Go through the data underneath and copy every line exactly.

Given records below:

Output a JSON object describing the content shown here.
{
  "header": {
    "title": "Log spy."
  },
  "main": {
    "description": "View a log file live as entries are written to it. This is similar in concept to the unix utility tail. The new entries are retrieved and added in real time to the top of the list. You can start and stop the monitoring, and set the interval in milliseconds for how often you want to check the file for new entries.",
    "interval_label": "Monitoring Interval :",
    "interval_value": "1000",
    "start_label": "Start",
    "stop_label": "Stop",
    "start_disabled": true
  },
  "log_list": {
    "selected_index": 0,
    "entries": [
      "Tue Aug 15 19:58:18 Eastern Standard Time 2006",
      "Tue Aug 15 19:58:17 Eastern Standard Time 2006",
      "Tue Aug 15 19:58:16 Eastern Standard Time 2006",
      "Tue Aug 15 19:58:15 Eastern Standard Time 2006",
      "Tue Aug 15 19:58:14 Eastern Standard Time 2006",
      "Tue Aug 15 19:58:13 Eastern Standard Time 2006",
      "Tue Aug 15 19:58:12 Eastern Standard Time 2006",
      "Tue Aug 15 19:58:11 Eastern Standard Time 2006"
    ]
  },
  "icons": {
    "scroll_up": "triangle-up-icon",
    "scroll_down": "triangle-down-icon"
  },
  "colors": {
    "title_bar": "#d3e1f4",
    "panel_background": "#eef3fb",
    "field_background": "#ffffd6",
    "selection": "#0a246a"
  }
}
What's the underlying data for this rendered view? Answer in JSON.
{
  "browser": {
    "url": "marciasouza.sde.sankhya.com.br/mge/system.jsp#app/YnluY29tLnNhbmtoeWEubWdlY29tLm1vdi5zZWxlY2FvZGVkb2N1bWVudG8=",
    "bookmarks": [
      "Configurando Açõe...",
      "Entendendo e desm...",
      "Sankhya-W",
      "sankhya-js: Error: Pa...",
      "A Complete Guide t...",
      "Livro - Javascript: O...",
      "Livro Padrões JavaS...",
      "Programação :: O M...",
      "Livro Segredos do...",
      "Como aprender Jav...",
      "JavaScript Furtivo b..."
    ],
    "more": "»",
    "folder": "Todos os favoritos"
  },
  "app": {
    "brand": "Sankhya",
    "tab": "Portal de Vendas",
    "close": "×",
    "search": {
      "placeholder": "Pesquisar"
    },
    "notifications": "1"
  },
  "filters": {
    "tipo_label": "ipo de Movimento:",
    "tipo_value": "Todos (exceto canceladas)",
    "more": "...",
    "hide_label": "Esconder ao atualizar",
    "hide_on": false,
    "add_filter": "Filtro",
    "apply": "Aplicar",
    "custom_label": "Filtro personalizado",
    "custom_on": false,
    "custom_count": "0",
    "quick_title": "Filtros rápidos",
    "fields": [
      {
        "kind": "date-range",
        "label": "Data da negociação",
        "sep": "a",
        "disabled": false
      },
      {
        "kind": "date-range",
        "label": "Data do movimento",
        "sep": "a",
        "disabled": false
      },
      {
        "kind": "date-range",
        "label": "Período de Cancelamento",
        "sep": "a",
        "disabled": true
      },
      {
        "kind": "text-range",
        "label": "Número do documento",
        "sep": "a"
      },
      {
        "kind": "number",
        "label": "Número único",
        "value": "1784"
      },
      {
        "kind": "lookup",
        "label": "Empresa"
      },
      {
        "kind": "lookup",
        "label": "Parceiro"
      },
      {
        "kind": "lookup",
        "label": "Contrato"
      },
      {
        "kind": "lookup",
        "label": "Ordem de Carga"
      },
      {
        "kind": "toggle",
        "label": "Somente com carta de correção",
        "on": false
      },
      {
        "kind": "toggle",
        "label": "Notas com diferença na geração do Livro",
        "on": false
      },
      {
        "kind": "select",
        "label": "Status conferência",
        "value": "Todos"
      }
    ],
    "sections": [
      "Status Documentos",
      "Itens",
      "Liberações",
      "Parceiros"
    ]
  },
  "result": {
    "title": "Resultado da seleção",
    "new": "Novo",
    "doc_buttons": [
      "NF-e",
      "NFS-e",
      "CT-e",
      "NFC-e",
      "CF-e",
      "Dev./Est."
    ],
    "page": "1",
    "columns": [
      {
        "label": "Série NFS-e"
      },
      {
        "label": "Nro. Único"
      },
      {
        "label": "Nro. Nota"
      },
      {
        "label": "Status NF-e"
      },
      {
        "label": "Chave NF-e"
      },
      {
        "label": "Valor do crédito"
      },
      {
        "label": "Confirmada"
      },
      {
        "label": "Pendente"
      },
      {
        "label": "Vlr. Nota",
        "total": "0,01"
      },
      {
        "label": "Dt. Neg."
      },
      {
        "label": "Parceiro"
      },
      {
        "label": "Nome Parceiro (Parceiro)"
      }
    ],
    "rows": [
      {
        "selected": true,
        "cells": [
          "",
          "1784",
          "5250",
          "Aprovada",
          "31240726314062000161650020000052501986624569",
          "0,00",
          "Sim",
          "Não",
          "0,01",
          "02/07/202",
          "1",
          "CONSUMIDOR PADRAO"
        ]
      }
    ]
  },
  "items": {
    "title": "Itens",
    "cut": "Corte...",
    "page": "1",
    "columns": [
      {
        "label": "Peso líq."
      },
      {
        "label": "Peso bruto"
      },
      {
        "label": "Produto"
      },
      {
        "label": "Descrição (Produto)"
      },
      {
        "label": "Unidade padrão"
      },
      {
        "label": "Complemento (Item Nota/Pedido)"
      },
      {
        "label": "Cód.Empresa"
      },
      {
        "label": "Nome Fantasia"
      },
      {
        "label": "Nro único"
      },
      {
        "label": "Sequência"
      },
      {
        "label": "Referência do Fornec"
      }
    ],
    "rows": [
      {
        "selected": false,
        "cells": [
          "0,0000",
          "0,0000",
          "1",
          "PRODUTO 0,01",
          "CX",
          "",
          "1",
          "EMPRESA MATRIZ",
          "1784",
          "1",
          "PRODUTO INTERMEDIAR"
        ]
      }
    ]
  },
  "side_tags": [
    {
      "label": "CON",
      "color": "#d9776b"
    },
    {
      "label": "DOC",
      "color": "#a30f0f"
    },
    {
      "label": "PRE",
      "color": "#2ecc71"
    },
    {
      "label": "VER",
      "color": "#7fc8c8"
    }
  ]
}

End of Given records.

### Written solution:
Output a JSON object describing the content shown here.
{
  "header": {
    "title": "Log spy."
  },
  "main": {
    "description": "View a log file live as entries are written to it. This is similar in concept to the unix utility tail. The new entries are retrieved and added in real time to the top of the list. You can start and stop the monitoring, and set the interval in milliseconds for how often you want to check the file for new entries.",
    "interval_label": "Monitoring Interval :",
    "interval_value": "1000",
    "start_label": "Start",
    "stop_label": "Stop",
    "start_disabled": true
  },
  "log_list": {
    "selected_index": 0,
    "entries": [
      "Tue Aug 15 19:58:18 Eastern Standard Time 2006",
      "Tue Aug 15 19:58:17 Eastern Standard Time 2006",
      "Tue Aug 15 19:58:16 Eastern Standard Time 2006",
      "Tue Aug 15 19:58:15 Eastern Standard Time 2006",
      "Tue Aug 15 19:58:14 Eastern Standard Time 2006",
      "Tue Aug 15 19:58:13 Eastern Standard Time 2006",
      "Tue Aug 15 19:58:12 Eastern Standard Time 2006",
      "Tue Aug 15 19:58:11 Eastern Standard Time 2006"
    ]
  },
  "icons": {
    "scroll_up": "triangle-up-icon",
    "scroll_down": "triangle-down-icon"
  },
  "colors": {
    "title_bar": "#d3e1f4",
    "panel_background": "#eef3fb",
    "field_background": "#ffffd6",
    "selection": "#0a246a"
  }
}
What's the underlying data for this rendered view? Answer in JSON.
{
  "browser": {
    "url": "marciasouza.sde.sankhya.com.br/mge/system.jsp#app/YnluY29tLnNhbmtoeWEubWdlY29tLm1vdi5zZWxlY2FvZGVkb2N1bWVudG8=",
    "bookmarks": [
      "Configurando Açõe...",
      "Entendendo e desm...",
      "Sankhya-W",
      "sankhya-js: Error: Pa...",
      "A Complete Guide t...",
      "Livro - Javascript: O...",
      "Livro Padrões JavaS...",
      "Programação :: O M...",
      "Livro Segredos do...",
      "Como aprender Jav...",
      "JavaScript Furtivo b..."
    ],
    "more": "»",
    "folder": "Todos os favoritos"
  },
  "app": {
    "brand": "Sankhya",
    "tab": "Portal de Vendas",
    "close": "×",
    "search": {
      "placeholder": "Pesquisar"
    },
    "notifications": "1"
  },
  "filters": {
    "tipo_label": "ipo de Movimento:",
    "tipo_value": "Todos (exceto canceladas)",
    "more": "...",
    "hide_label": "Esconder ao atualizar",
    "hide_on": false,
    "add_filter": "Filtro",
    "apply": "Aplicar",
    "custom_label": "Filtro personalizado",
    "custom_on": false,
    "custom_count": "0",
    "quick_title": "Filtros rápidos",
    "fields": [
      {
        "kind": "date-range",
        "label": "Data da negociação",
        "sep": "a",
        "disabled": false
      },
      {
        "kind": "date-range",
        "label": "Data do movimento",
        "sep": "a",
        "disabled": false
      },
      {
        "kind": "date-range",
        "label": "Período de Cancelamento",
        "sep": "a",
        "disabled": true
      },
      {
        "kind": "text-range",
        "label": "Número do documento",
        "sep": "a"
      },
      {
        "kind": "number",
        "label": "Número único",
        "value": "1784"
      },
      {
        "kind": "lookup",
        "label": "Empresa"
      },
      {
        "kind": "lookup",
        "label": "Parceiro"
      },
      {
        "kind": "lookup",
        "label": "Contrato"
      },
      {
        "kind": "lookup",
        "label": "Ordem de Carga"
      },
      {
        "kind": "toggle",
        "label": "Somente com carta de correção",
        "on": false
      },
      {
        "kind": "toggle",
        "label": "Notas com diferença na geração do Livro",
        "on": false
      },
      {
        "kind": "select",
        "label": "Status conferência",
        "value": "Todos"
      }
    ],
    "sections": [
      "Status Documentos",
      "Itens",
      "Liberações",
      "Parceiros"
    ]
  },
  "result": {
    "title": "Resultado da seleção",
    "new": "Novo",
    "doc_buttons": [
      "NF-e",
      "NFS-e",
      "CT-e",
      "NFC-e",
      "CF-e",
      "Dev./Est."
    ],
    "page": "1",
    "columns": [
      {
        "label": "Série NFS-e"
      },
      {
        "label": "Nro. Único"
      },
      {
        "label": "Nro. Nota"
      },
      {
        "label": "Status NF-e"
      },
      {
        "label": "Chave NF-e"
      },
      {
        "label": "Valor do crédito"
      },
      {
        "label": "Confirmada"
      },
      {
        "label": "Pendente"
      },
      {
        "label": "Vlr. Nota",
        "total": "0,01"
      },
      {
        "label": "Dt. Neg."
      },
      {
        "label": "Parceiro"
      },
      {
        "label": "Nome Parceiro (Parceiro)"
      }
    ],
    "rows": [
      {
        "selected": true,
        "cells": [
          "",
          "1784",
          "5250",
          "Aprovada",
          "31240726314062000161650020000052501986624569",
          "0,00",
          "Sim",
          "Não",
          "0,01",
          "02/07/202",
          "1",
          "CONSUMIDOR PADRAO"
        ]
      }
    ]
  },
  "items": {
    "title": "Itens",
    "cut": "Corte...",
    "page": "1",
    "columns": [
      {
        "label": "Peso líq."
      },
      {
        "label": "Peso bruto"
      },
      {
        "label": "Produto"
      },
      {
        "label": "Descrição (Produto)"
      },
      {
        "label": "Unidade padrão"
      },
      {
        "label": "Complemento (Item Nota/Pedido)"
      },
      {
        "label": "Cód.Empresa"
      },
      {
        "label": "Nome Fantasia"
      },
      {
        "label": "Nro único"
      },
      {
        "label": "Sequência"
      },
      {
        "label": "Referência do Fornec"
      }
    ],
    "rows": [
      {
        "selected": false,
        "cells": [
          "0,0000",
          "0,0000",
          "1",
          "PRODUTO 0,01",
          "CX",
          "",
          "1",
          "EMPRESA MATRIZ",
          "1784",
          "1",
          "PRODUTO INTERMEDIAR"
        ]
      }
    ]
  },
  "side_tags": [
    {
      "label": "CON",
      "color": "#d9776b"
    },
    {
      "label": "DOC",
      "color": "#a30f0f"
    },
    {
      "label": "PRE",
      "color": "#2ecc71"
    },
    {
      "label": "VER",
      "color": "#7fc8c8"
    }
  ]
}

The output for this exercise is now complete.